- **Task objective**:
The result should be an exact copy of the entries below, free of pictures.

· · · ·

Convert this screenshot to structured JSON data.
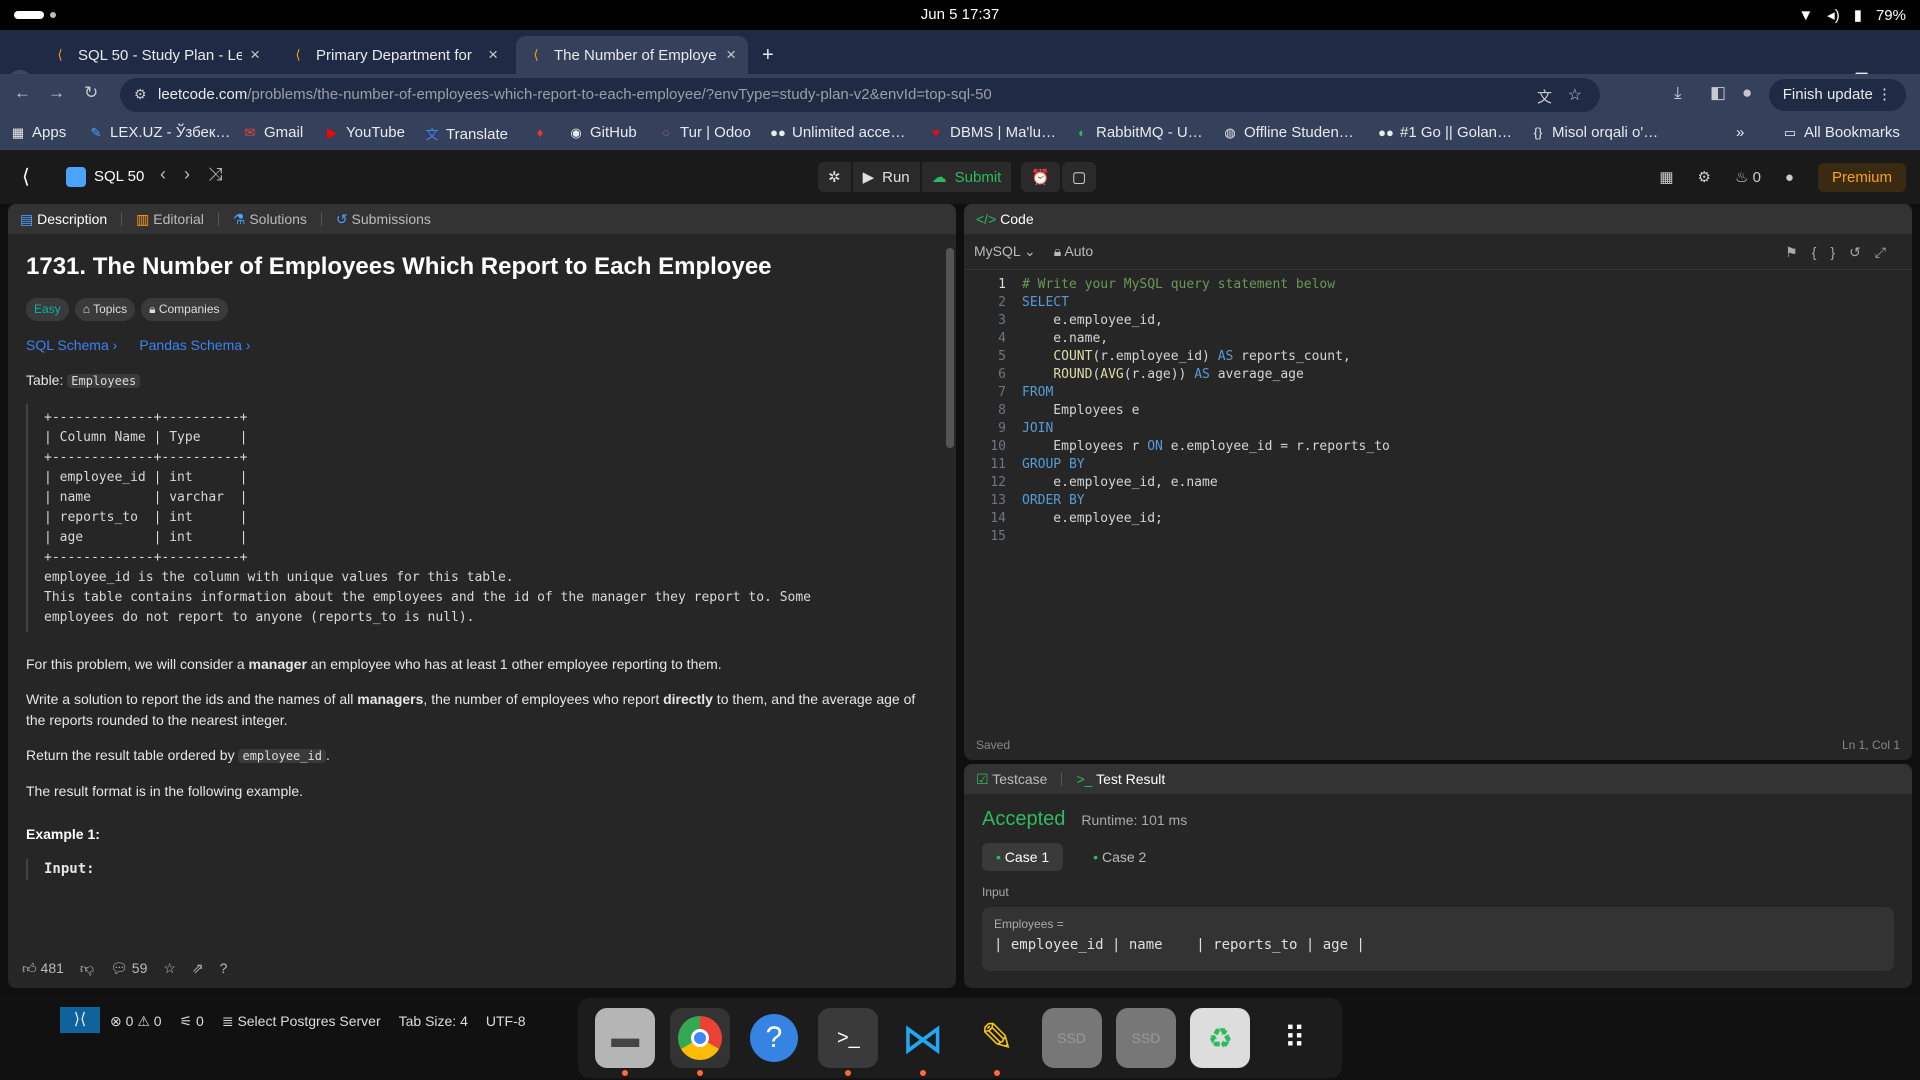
{
  "os": {
    "clock": "Jun 5  17:37",
    "battery": "79%"
  },
  "tabs": [
    {
      "title": "SQL 50 - Study Plan - Lee"
    },
    {
      "title": "Primary Department for"
    },
    {
      "title": "The Number of Employe"
    }
  ],
  "omnibox": {
    "url_host": "leetcode.com",
    "url_rest": "/problems/the-number-of-employees-which-report-to-each-employee/?envType=study-plan-v2&envId=top-sql-50"
  },
  "finish_update": "Finish update",
  "bookmarks": [
    {
      "label": "Apps"
    },
    {
      "label": "LEX.UZ - Ўзбек…"
    },
    {
      "label": "Gmail"
    },
    {
      "label": "YouTube"
    },
    {
      "label": "Translate"
    },
    {
      "label": "GitHub"
    },
    {
      "label": "Tur | Odoo"
    },
    {
      "label": "Unlimited acce…"
    },
    {
      "label": "DBMS | Ma'lu…"
    },
    {
      "label": "RabbitMQ - U…"
    },
    {
      "label": "Offline Studen…"
    },
    {
      "label": "#1 Go || Golan…"
    },
    {
      "label": "Misol orqali o'…"
    }
  ],
  "all_bookmarks": "All Bookmarks",
  "lc_nav": {
    "study_plan": "SQL 50",
    "run": "Run",
    "submit": "Submit",
    "streak": "0",
    "premium": "Premium"
  },
  "desc_tabs": {
    "description": "Description",
    "editorial": "Editorial",
    "solutions": "Solutions",
    "submissions": "Submissions"
  },
  "problem": {
    "title": "1731. The Number of Employees Which Report to Each Employee",
    "difficulty": "Easy",
    "topics": "Topics",
    "companies": "Companies",
    "sql_schema": "SQL Schema",
    "pandas_schema": "Pandas Schema",
    "table_label": "Table:",
    "table_name": "Employees",
    "table_block": "+-------------+----------+\n| Column Name | Type     |\n+-------------+----------+\n| employee_id | int      |\n| name        | varchar  |\n| reports_to  | int      |\n| age         | int      |\n+-------------+----------+\nemployee_id is the column with unique values for this table.\nThis table contains information about the employees and the id of the manager they report to. Some\nemployees do not report to anyone (reports_to is null).",
    "p1_a": "For this problem, we will consider a ",
    "p1_b": "manager",
    "p1_c": " an employee who has at least 1 other employee reporting to them.",
    "p2_a": "Write a solution to report the ids and the names of all ",
    "p2_b": "managers",
    "p2_c": ", the number of employees who report ",
    "p2_d": "directly",
    "p2_e": " to them, and the average age of the reports rounded to the nearest integer.",
    "p3_a": "Return the result table ordered by ",
    "p3_code": "employee_id",
    "p3_b": ".",
    "p4": "The result format is in the following example.",
    "example": "Example 1:",
    "input_label": "Input:"
  },
  "desc_footer": {
    "likes": "481",
    "comments": "59"
  },
  "code_panel": {
    "title": "Code",
    "language": "MySQL",
    "mode": "Auto",
    "saved": "Saved",
    "cursor": "Ln 1, Col 1"
  },
  "code_lines": [
    "# Write your MySQL query statement below",
    "SELECT",
    "    e.employee_id,",
    "    e.name,",
    "    COUNT(r.employee_id) AS reports_count,",
    "    ROUND(AVG(r.age)) AS average_age",
    "FROM",
    "    Employees e",
    "JOIN",
    "    Employees r ON e.employee_id = r.reports_to",
    "GROUP BY",
    "    e.employee_id, e.name",
    "ORDER BY",
    "    e.employee_id;",
    ""
  ],
  "result_panel": {
    "testcase": "Testcase",
    "test_result": "Test Result",
    "status": "Accepted",
    "runtime": "Runtime: 101 ms",
    "case1": "Case 1",
    "case2": "Case 2",
    "input_label": "Input",
    "var_name": "Employees =",
    "row": "| employee_id | name    | reports_to | age |"
  },
  "vscode_status": {
    "errors": "0",
    "warnings": "0",
    "ports": "0",
    "server": "Select Postgres Server",
    "tab_size": "Tab Size: 4",
    "encoding": "UTF-8"
  },
  "colors": {
    "accent": "#ffa116",
    "accepted": "#2cbb5d",
    "link": "#3b82f6",
    "easy": "#00b8a3"
  }
}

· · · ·

- **Response area**:
Convert this screenshot to structured JSON data.
{
  "os": {
    "clock": "Jun 5  17:37",
    "battery": "79%"
  },
  "tabs": [
    {
      "title": "SQL 50 - Study Plan - Lee"
    },
    {
      "title": "Primary Department for"
    },
    {
      "title": "The Number of Employe"
    }
  ],
  "omnibox": {
    "url_host": "leetcode.com",
    "url_rest": "/problems/the-number-of-employees-which-report-to-each-employee/?envType=study-plan-v2&envId=top-sql-50"
  },
  "finish_update": "Finish update",
  "bookmarks": [
    {
      "label": "Apps"
    },
    {
      "label": "LEX.UZ - Ўзбек…"
    },
    {
      "label": "Gmail"
    },
    {
      "label": "YouTube"
    },
    {
      "label": "Translate"
    },
    {
      "label": "GitHub"
    },
    {
      "label": "Tur | Odoo"
    },
    {
      "label": "Unlimited acce…"
    },
    {
      "label": "DBMS | Ma'lu…"
    },
    {
      "label": "RabbitMQ - U…"
    },
    {
      "label": "Offline Studen…"
    },
    {
      "label": "#1 Go || Golan…"
    },
    {
      "label": "Misol orqali o'…"
    }
  ],
  "all_bookmarks": "All Bookmarks",
  "lc_nav": {
    "study_plan": "SQL 50",
    "run": "Run",
    "submit": "Submit",
    "streak": "0",
    "premium": "Premium"
  },
  "desc_tabs": {
    "description": "Description",
    "editorial": "Editorial",
    "solutions": "Solutions",
    "submissions": "Submissions"
  },
  "problem": {
    "title": "1731. The Number of Employees Which Report to Each Employee",
    "difficulty": "Easy",
    "topics": "Topics",
    "companies": "Companies",
    "sql_schema": "SQL Schema",
    "pandas_schema": "Pandas Schema",
    "table_label": "Table:",
    "table_name": "Employees",
    "table_block": "+-------------+----------+\n| Column Name | Type     |\n+-------------+----------+\n| employee_id | int      |\n| name        | varchar  |\n| reports_to  | int      |\n| age         | int      |\n+-------------+----------+\nemployee_id is the column with unique values for this table.\nThis table contains information about the employees and the id of the manager they report to. Some\nemployees do not report to anyone (reports_to is null).",
    "p1_a": "For this problem, we will consider a ",
    "p1_b": "manager",
    "p1_c": " an employee who has at least 1 other employee reporting to them.",
    "p2_a": "Write a solution to report the ids and the names of all ",
    "p2_b": "managers",
    "p2_c": ", the number of employees who report ",
    "p2_d": "directly",
    "p2_e": " to them, and the average age of the reports rounded to the nearest integer.",
    "p3_a": "Return the result table ordered by ",
    "p3_code": "employee_id",
    "p3_b": ".",
    "p4": "The result format is in the following example.",
    "example": "Example 1:",
    "input_label": "Input:"
  },
  "desc_footer": {
    "likes": "481",
    "comments": "59"
  },
  "code_panel": {
    "title": "Code",
    "language": "MySQL",
    "mode": "Auto",
    "saved": "Saved",
    "cursor": "Ln 1, Col 1"
  },
  "code_lines": [
    "# Write your MySQL query statement below",
    "SELECT",
    "    e.employee_id,",
    "    e.name,",
    "    COUNT(r.employee_id) AS reports_count,",
    "    ROUND(AVG(r.age)) AS average_age",
    "FROM",
    "    Employees e",
    "JOIN",
    "    Employees r ON e.employee_id = r.reports_to",
    "GROUP BY",
    "    e.employee_id, e.name",
    "ORDER BY",
    "    e.employee_id;",
    ""
  ],
  "result_panel": {
    "testcase": "Testcase",
    "test_result": "Test Result",
    "status": "Accepted",
    "runtime": "Runtime: 101 ms",
    "case1": "Case 1",
    "case2": "Case 2",
    "input_label": "Input",
    "var_name": "Employees =",
    "row": "| employee_id | name    | reports_to | age |"
  },
  "vscode_status": {
    "errors": "0",
    "warnings": "0",
    "ports": "0",
    "server": "Select Postgres Server",
    "tab_size": "Tab Size: 4",
    "encoding": "UTF-8"
  },
  "colors": {
    "accent": "#ffa116",
    "accepted": "#2cbb5d",
    "link": "#3b82f6",
    "easy": "#00b8a3"
  }
}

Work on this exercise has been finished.